Saturday, March 8, 2008

A Salami is Born



This week I pushed out the edge of the charcuterie envelope a bit by making really big fermented and dry cured salami. These each weigh about 15 pounds and, I suspect, will take several months to ripen. They are made from ground pork and cubed pork fat (in ratio @ 4:1) and seasoned with fennel, garlic and wine et al. I'm pretty confident that they will taste good, but a little worried about not being able to prevent them from drying out too fast and hardening up (case hardening).

As I have noted in earlier posts, we hang all of our salumi in the cheese aging room, which (I'm sure I have not mention) is very big and a bit tricky to keep properly humidified. We are all going to have to be vigilant in making sure that the room stays damp so that these great sausages, mature into proper salami, and achieve their rightful place in the temple of Esculentus.

11 comments:

jaschwarz said...

When do I show up? I'm never sure when this stuff is going to be ready.

I've had the bresaola, sec, pancetta, lamb pancetta (thanks for the freebie!), and pepperoni. I'm hooked.

Have you tried the Lamb Ham yet?

Don Luis said...

Why must you call this stuff by the pretentious and fussy name "charcuterie?" This is clearly salumi. It looks great.

Bob del Grosso said...

jaschwarz

I tried the lamb ham two weeks ago and it was still under ripe. I'm going to give it another month before I try it again.

Don Luis
Point well taken. I use the term from habit, and for the same reason that we use words like "cuisine" and "chef" to refer to non-french styles of cooking and cooks. For better or worse, these apt French concepts went viral before others did.

Don Luis said...

I was joking, of coure, but did not soffrito (Italian), sofrito (Spanish, and even refogado (Portuguese) come earlier than mirepoix? It was that horrible Ruhlman that lead us to prefer the French "chef" and "cuisine" over over the commonsense "cook" and "food".

And "mise en place"? Please. How about "prep."

I suppose I'm just a bitter Italian-American.

Bob del Grosso said...

Don Luis
Interesting question! And no Ruhlman cannot take credit for the establishment of any of these words in the culinary vocabulary of the western world. That credit must go to the French chefs and others who a) established classical cooking beginning in the 18th century b) codified it in books c) dispersed it via these books and by leaving France to work first in the kitchens of European aristocrats, and later in the great hotels and restaurants of the industrialized world.

Of course there is more to the story, but this is its crux I think.

Don Luis said...

I was joking again, of course.
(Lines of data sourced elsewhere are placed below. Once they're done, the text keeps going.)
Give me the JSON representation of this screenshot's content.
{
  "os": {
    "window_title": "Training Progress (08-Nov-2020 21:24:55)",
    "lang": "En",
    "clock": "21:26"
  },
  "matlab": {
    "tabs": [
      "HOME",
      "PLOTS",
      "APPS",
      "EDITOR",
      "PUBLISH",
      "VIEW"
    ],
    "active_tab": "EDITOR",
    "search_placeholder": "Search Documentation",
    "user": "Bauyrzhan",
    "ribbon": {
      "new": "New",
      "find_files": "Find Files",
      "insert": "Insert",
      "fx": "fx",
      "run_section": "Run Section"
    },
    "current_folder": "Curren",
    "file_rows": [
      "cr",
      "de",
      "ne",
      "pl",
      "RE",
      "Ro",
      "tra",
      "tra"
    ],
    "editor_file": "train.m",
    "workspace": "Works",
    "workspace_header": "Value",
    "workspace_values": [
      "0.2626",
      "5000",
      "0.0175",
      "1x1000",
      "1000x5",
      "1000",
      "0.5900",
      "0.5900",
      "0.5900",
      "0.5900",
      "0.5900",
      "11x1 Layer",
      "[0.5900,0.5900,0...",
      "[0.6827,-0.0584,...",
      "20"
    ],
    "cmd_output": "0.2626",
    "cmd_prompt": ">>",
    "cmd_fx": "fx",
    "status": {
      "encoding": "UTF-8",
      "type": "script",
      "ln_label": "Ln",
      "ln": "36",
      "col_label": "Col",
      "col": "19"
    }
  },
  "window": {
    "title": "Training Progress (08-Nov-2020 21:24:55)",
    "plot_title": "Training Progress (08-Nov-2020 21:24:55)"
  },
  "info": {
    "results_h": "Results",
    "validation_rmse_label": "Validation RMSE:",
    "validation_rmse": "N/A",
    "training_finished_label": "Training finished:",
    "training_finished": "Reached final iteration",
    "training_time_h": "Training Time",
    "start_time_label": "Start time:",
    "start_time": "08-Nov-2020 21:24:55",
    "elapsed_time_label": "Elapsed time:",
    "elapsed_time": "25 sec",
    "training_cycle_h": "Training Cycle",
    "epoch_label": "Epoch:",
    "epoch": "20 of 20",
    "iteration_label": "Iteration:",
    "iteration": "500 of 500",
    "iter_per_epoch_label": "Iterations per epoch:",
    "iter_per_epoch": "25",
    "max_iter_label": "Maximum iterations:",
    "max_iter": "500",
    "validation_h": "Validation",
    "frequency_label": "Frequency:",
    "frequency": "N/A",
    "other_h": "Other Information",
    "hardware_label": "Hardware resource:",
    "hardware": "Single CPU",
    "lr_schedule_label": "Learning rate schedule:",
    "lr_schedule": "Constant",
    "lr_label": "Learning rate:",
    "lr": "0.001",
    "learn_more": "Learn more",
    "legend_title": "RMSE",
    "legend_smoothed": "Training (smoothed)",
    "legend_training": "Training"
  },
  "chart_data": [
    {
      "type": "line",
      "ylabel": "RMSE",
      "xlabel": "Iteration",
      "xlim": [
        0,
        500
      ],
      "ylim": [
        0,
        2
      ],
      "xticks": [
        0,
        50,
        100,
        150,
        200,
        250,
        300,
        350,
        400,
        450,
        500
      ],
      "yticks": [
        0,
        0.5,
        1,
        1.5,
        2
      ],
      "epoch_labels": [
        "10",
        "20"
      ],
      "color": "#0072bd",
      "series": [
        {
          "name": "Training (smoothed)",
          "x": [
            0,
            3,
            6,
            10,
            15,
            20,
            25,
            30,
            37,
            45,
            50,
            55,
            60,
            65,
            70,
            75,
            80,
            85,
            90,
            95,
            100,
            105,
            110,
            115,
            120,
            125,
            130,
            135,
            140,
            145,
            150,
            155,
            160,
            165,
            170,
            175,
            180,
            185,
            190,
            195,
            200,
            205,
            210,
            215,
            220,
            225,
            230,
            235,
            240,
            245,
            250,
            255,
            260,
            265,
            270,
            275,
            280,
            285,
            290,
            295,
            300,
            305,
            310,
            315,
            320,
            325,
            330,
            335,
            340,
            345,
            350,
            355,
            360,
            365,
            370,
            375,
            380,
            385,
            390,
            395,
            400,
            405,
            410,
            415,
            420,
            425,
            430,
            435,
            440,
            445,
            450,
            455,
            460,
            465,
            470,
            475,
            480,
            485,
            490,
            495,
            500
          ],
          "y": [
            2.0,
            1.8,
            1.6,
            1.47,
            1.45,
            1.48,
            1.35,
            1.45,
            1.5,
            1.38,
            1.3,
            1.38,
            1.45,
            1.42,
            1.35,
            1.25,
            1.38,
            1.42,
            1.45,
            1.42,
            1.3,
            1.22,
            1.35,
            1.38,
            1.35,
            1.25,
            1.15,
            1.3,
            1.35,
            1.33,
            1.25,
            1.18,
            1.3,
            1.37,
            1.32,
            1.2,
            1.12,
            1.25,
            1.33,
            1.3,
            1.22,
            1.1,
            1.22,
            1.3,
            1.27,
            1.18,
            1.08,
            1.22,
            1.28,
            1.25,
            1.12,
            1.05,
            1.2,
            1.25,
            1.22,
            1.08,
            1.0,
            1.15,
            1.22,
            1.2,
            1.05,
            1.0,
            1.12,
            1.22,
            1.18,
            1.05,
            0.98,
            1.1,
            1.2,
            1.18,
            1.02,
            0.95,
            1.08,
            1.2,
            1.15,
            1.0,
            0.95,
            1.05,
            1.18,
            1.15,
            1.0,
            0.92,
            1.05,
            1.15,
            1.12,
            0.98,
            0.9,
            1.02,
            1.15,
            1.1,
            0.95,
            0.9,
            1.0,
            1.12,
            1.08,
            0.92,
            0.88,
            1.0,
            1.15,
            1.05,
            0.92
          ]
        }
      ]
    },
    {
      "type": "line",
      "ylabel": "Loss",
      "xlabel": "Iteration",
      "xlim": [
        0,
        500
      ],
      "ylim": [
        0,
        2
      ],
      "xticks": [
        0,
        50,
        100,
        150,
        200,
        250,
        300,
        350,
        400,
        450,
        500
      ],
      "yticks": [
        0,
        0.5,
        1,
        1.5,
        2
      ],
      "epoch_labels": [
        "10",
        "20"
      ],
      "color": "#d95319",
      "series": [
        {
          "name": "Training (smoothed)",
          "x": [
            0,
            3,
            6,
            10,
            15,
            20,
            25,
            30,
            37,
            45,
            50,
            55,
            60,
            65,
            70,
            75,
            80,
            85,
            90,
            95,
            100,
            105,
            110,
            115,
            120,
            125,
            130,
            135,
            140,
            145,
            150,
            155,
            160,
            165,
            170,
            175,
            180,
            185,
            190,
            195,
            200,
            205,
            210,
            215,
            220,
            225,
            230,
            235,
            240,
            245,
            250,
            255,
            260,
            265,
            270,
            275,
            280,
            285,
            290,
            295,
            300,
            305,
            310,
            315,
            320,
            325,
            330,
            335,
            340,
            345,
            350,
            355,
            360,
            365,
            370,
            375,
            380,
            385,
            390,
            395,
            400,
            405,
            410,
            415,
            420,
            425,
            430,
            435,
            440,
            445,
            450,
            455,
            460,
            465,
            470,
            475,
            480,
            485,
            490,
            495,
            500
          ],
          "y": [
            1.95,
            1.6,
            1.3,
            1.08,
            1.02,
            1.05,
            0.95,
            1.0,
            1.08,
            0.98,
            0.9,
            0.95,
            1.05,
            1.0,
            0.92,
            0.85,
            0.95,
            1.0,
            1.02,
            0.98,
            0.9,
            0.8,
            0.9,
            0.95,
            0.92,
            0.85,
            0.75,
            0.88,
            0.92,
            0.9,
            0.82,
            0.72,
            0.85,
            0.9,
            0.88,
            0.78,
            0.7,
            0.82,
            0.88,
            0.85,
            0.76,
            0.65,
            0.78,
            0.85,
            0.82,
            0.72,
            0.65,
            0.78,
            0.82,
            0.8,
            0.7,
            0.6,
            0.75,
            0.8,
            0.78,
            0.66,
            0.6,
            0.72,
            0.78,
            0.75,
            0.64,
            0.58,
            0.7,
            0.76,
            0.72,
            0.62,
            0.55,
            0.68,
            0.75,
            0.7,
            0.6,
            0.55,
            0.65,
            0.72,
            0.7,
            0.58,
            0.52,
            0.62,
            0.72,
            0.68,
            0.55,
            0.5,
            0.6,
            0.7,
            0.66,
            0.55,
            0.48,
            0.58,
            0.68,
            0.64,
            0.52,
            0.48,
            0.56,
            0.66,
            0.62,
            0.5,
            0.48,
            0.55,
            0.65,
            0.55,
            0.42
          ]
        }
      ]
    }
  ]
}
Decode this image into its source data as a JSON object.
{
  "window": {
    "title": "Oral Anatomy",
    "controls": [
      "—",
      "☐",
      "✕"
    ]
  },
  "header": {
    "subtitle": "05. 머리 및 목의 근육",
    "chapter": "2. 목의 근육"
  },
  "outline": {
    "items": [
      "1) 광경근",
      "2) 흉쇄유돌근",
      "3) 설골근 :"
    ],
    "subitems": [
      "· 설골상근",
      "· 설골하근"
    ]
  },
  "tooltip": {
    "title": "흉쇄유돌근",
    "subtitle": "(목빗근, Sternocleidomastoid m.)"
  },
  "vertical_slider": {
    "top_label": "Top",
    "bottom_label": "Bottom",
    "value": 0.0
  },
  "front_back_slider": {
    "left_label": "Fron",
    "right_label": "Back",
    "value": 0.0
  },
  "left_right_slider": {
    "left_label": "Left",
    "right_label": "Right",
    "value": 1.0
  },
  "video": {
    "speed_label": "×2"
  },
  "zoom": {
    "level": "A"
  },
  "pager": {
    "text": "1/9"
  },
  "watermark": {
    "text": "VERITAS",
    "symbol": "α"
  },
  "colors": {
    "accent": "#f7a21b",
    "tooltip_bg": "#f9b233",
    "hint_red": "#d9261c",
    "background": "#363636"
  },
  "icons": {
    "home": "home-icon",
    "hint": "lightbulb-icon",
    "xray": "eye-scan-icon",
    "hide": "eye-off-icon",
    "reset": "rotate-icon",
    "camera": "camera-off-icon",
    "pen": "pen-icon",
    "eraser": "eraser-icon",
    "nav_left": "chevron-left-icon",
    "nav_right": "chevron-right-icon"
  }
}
I was refering to Ruhlman's excellent "The Elements of Cooking", modeled after my trade's "The Elements of Style." I have read and greatly enjoyed Ruhlman's chef related books. I'm also a loyal follower of his blog, but to me, he always seems in need of a hair cut.

Bad Wolf said...

love reading all of your charcuterie and salumi items. I butchered my own hog a while back and am making lardo and lonza to hang. Just put them in the garage inside of my bradley smoker (figured it is dark and will add a hint of smokey flavor??). Anyway, as someone who has done items like this before, does this sound like a sound theory. The temp is about 50F during the day, it shouldn't get much higher for a few weeks here. thanks

Joseph Bayot said...

What is happening exactly when a salami or any other kind of charcuterie is "ripening"?

redman said...

great tie job on those guys, they look great

Bob del Grosso said...

joeseph
As the salami matures the bacteria ferment it, lower it's pH and reduce the nitrates to various breakdown products, some of which alter the flavor and change the color to the characteristic deep red hue we associate with most cured meat.

There is also about a 30 percent reduction in weight due to evaporation, and a profound change in flavor due to various oxidation and reduction reactions happening between the seasonings and the meat.

Joseph Bayot said...

Thank you for the explanation.

So is the lower pH, the lack of water, and salt content the reasons why charcuterie products last so long?